┏━━

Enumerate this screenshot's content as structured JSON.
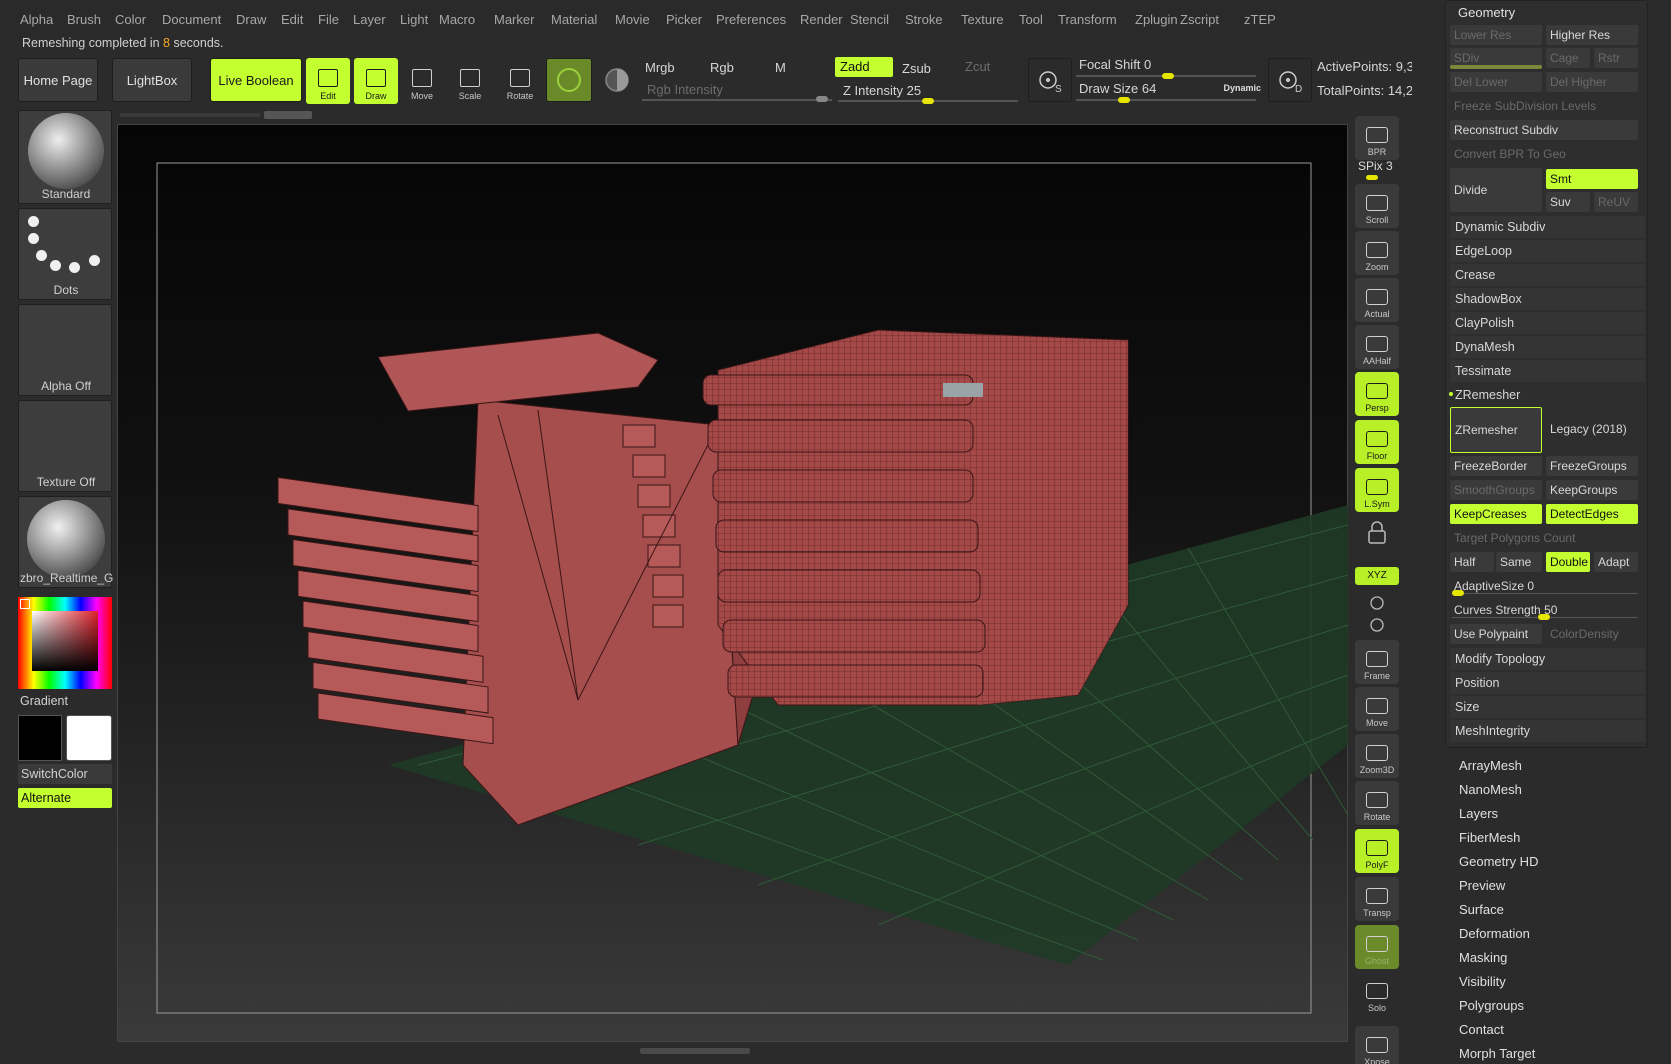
{
  "menu": [
    "Alpha",
    "Brush",
    "Color",
    "Document",
    "Draw",
    "Edit",
    "File",
    "Layer",
    "Light",
    "Macro",
    "Marker",
    "Material",
    "Movie",
    "Picker",
    "Preferences",
    "Render",
    "Stencil",
    "Stroke",
    "Texture",
    "Tool",
    "Transform",
    "Zplugin",
    "Zscript",
    "zTEP"
  ],
  "status": {
    "prefix": "Remeshing completed in ",
    "seconds": "8",
    "suffix": " seconds."
  },
  "toolbar": {
    "home_page": "Home Page",
    "lightbox": "LightBox",
    "live_boolean": "Live Boolean",
    "edit": "Edit",
    "draw": "Draw",
    "move": "Move",
    "scale": "Scale",
    "rotate": "Rotate",
    "mrgb": "Mrgb",
    "rgb": "Rgb",
    "m": "M",
    "zadd": "Zadd",
    "zsub": "Zsub",
    "zcut": "Zcut",
    "rgb_intensity": "Rgb Intensity",
    "z_intensity_label": "Z Intensity",
    "z_intensity": "25",
    "focal_shift_label": "Focal Shift",
    "focal_shift": "0",
    "draw_size_label": "Draw Size",
    "draw_size": "64",
    "dynamic": "Dynamic",
    "active_points": "ActivePoints: 9,3",
    "total_points": "TotalPoints: 14,2"
  },
  "left_panel": {
    "brush": "Standard",
    "stroke": "Dots",
    "alpha": "Alpha Off",
    "texture": "Texture Off",
    "material": "zbro_Realtime_G",
    "gradient": "Gradient",
    "switch_color": "SwitchColor",
    "alternate": "Alternate"
  },
  "right_icons": [
    {
      "label": "BPR",
      "state": "normal"
    },
    {
      "label": "Scroll",
      "state": "normal"
    },
    {
      "label": "Zoom",
      "state": "normal"
    },
    {
      "label": "Actual",
      "state": "normal"
    },
    {
      "label": "AAHalf",
      "state": "normal"
    },
    {
      "label": "Persp",
      "state": "lime"
    },
    {
      "label": "Floor",
      "state": "lime"
    },
    {
      "label": "L.Sym",
      "state": "lime"
    },
    {
      "label": "Frame",
      "state": "normal"
    },
    {
      "label": "Move",
      "state": "normal"
    },
    {
      "label": "Zoom3D",
      "state": "normal"
    },
    {
      "label": "Rotate",
      "state": "normal"
    },
    {
      "label": "PolyF",
      "state": "lime"
    },
    {
      "label": "Transp",
      "state": "normal"
    },
    {
      "label": "Ghost",
      "state": "olive"
    },
    {
      "label": "Solo",
      "state": "normal"
    },
    {
      "label": "Xpose",
      "state": "normal"
    }
  ],
  "spix": {
    "label": "SPix",
    "value": "3"
  },
  "xyz": "XYZ",
  "right_panel": {
    "title": "Geometry",
    "lower_res": "Lower Res",
    "higher_res": "Higher Res",
    "sdiv": "SDiv",
    "cage": "Cage",
    "rstr": "Rstr",
    "del_lower": "Del Lower",
    "del_higher": "Del Higher",
    "freeze_subdiv": "Freeze SubDivision Levels",
    "reconstruct": "Reconstruct Subdiv",
    "convert_bpr": "Convert BPR To Geo",
    "divide": "Divide",
    "smt": "Smt",
    "suv": "Suv",
    "reuv": "ReUV",
    "sections": [
      "Dynamic Subdiv",
      "EdgeLoop",
      "Crease",
      "ShadowBox",
      "ClayPolish",
      "DynaMesh",
      "Tessimate"
    ],
    "zremesher_title": "ZRemesher",
    "zremesher_btn": "ZRemesher",
    "legacy": "Legacy (2018)",
    "freeze_border": "FreezeBorder",
    "freeze_groups": "FreezeGroups",
    "smooth_groups": "SmoothGroups",
    "keep_groups": "KeepGroups",
    "keep_creases": "KeepCreases",
    "detect_edges": "DetectEdges",
    "target_polys": "Target Polygons Count",
    "half": "Half",
    "same": "Same",
    "double": "Double",
    "adapt": "Adapt",
    "adaptive_size_label": "AdaptiveSize",
    "adaptive_size": "0",
    "curves_strength_label": "Curves Strength",
    "curves_strength": "50",
    "use_polypaint": "Use Polypaint",
    "color_density": "ColorDensity",
    "sections2": [
      "Modify Topology",
      "Position",
      "Size",
      "MeshIntegrity"
    ]
  },
  "subpalettes": [
    "ArrayMesh",
    "NanoMesh",
    "Layers",
    "FiberMesh",
    "Geometry HD",
    "Preview",
    "Surface",
    "Deformation",
    "Masking",
    "Visibility",
    "Polygroups",
    "Contact",
    "Morph Target"
  ]
}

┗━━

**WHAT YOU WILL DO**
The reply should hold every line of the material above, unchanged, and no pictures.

**ANSWER TO THIS TASK**
Enumerate this screenshot's content as structured JSON.
{
  "menu": [
    "Alpha",
    "Brush",
    "Color",
    "Document",
    "Draw",
    "Edit",
    "File",
    "Layer",
    "Light",
    "Macro",
    "Marker",
    "Material",
    "Movie",
    "Picker",
    "Preferences",
    "Render",
    "Stencil",
    "Stroke",
    "Texture",
    "Tool",
    "Transform",
    "Zplugin",
    "Zscript",
    "zTEP"
  ],
  "status": {
    "prefix": "Remeshing completed in ",
    "seconds": "8",
    "suffix": " seconds."
  },
  "toolbar": {
    "home_page": "Home Page",
    "lightbox": "LightBox",
    "live_boolean": "Live Boolean",
    "edit": "Edit",
    "draw": "Draw",
    "move": "Move",
    "scale": "Scale",
    "rotate": "Rotate",
    "mrgb": "Mrgb",
    "rgb": "Rgb",
    "m": "M",
    "zadd": "Zadd",
    "zsub": "Zsub",
    "zcut": "Zcut",
    "rgb_intensity": "Rgb Intensity",
    "z_intensity_label": "Z Intensity",
    "z_intensity": "25",
    "focal_shift_label": "Focal Shift",
    "focal_shift": "0",
    "draw_size_label": "Draw Size",
    "draw_size": "64",
    "dynamic": "Dynamic",
    "active_points": "ActivePoints: 9,3",
    "total_points": "TotalPoints: 14,2"
  },
  "left_panel": {
    "brush": "Standard",
    "stroke": "Dots",
    "alpha": "Alpha Off",
    "texture": "Texture Off",
    "material": "zbro_Realtime_G",
    "gradient": "Gradient",
    "switch_color": "SwitchColor",
    "alternate": "Alternate"
  },
  "right_icons": [
    {
      "label": "BPR",
      "state": "normal"
    },
    {
      "label": "Scroll",
      "state": "normal"
    },
    {
      "label": "Zoom",
      "state": "normal"
    },
    {
      "label": "Actual",
      "state": "normal"
    },
    {
      "label": "AAHalf",
      "state": "normal"
    },
    {
      "label": "Persp",
      "state": "lime"
    },
    {
      "label": "Floor",
      "state": "lime"
    },
    {
      "label": "L.Sym",
      "state": "lime"
    },
    {
      "label": "Frame",
      "state": "normal"
    },
    {
      "label": "Move",
      "state": "normal"
    },
    {
      "label": "Zoom3D",
      "state": "normal"
    },
    {
      "label": "Rotate",
      "state": "normal"
    },
    {
      "label": "PolyF",
      "state": "lime"
    },
    {
      "label": "Transp",
      "state": "normal"
    },
    {
      "label": "Ghost",
      "state": "olive"
    },
    {
      "label": "Solo",
      "state": "normal"
    },
    {
      "label": "Xpose",
      "state": "normal"
    }
  ],
  "spix": {
    "label": "SPix",
    "value": "3"
  },
  "xyz": "XYZ",
  "right_panel": {
    "title": "Geometry",
    "lower_res": "Lower Res",
    "higher_res": "Higher Res",
    "sdiv": "SDiv",
    "cage": "Cage",
    "rstr": "Rstr",
    "del_lower": "Del Lower",
    "del_higher": "Del Higher",
    "freeze_subdiv": "Freeze SubDivision Levels",
    "reconstruct": "Reconstruct Subdiv",
    "convert_bpr": "Convert BPR To Geo",
    "divide": "Divide",
    "smt": "Smt",
    "suv": "Suv",
    "reuv": "ReUV",
    "sections": [
      "Dynamic Subdiv",
      "EdgeLoop",
      "Crease",
      "ShadowBox",
      "ClayPolish",
      "DynaMesh",
      "Tessimate"
    ],
    "zremesher_title": "ZRemesher",
    "zremesher_btn": "ZRemesher",
    "legacy": "Legacy (2018)",
    "freeze_border": "FreezeBorder",
    "freeze_groups": "FreezeGroups",
    "smooth_groups": "SmoothGroups",
    "keep_groups": "KeepGroups",
    "keep_creases": "KeepCreases",
    "detect_edges": "DetectEdges",
    "target_polys": "Target Polygons Count",
    "half": "Half",
    "same": "Same",
    "double": "Double",
    "adapt": "Adapt",
    "adaptive_size_label": "AdaptiveSize",
    "adaptive_size": "0",
    "curves_strength_label": "Curves Strength",
    "curves_strength": "50",
    "use_polypaint": "Use Polypaint",
    "color_density": "ColorDensity",
    "sections2": [
      "Modify Topology",
      "Position",
      "Size",
      "MeshIntegrity"
    ]
  },
  "subpalettes": [
    "ArrayMesh",
    "NanoMesh",
    "Layers",
    "FiberMesh",
    "Geometry HD",
    "Preview",
    "Surface",
    "Deformation",
    "Masking",
    "Visibility",
    "Polygroups",
    "Contact",
    "Morph Target"
  ]
}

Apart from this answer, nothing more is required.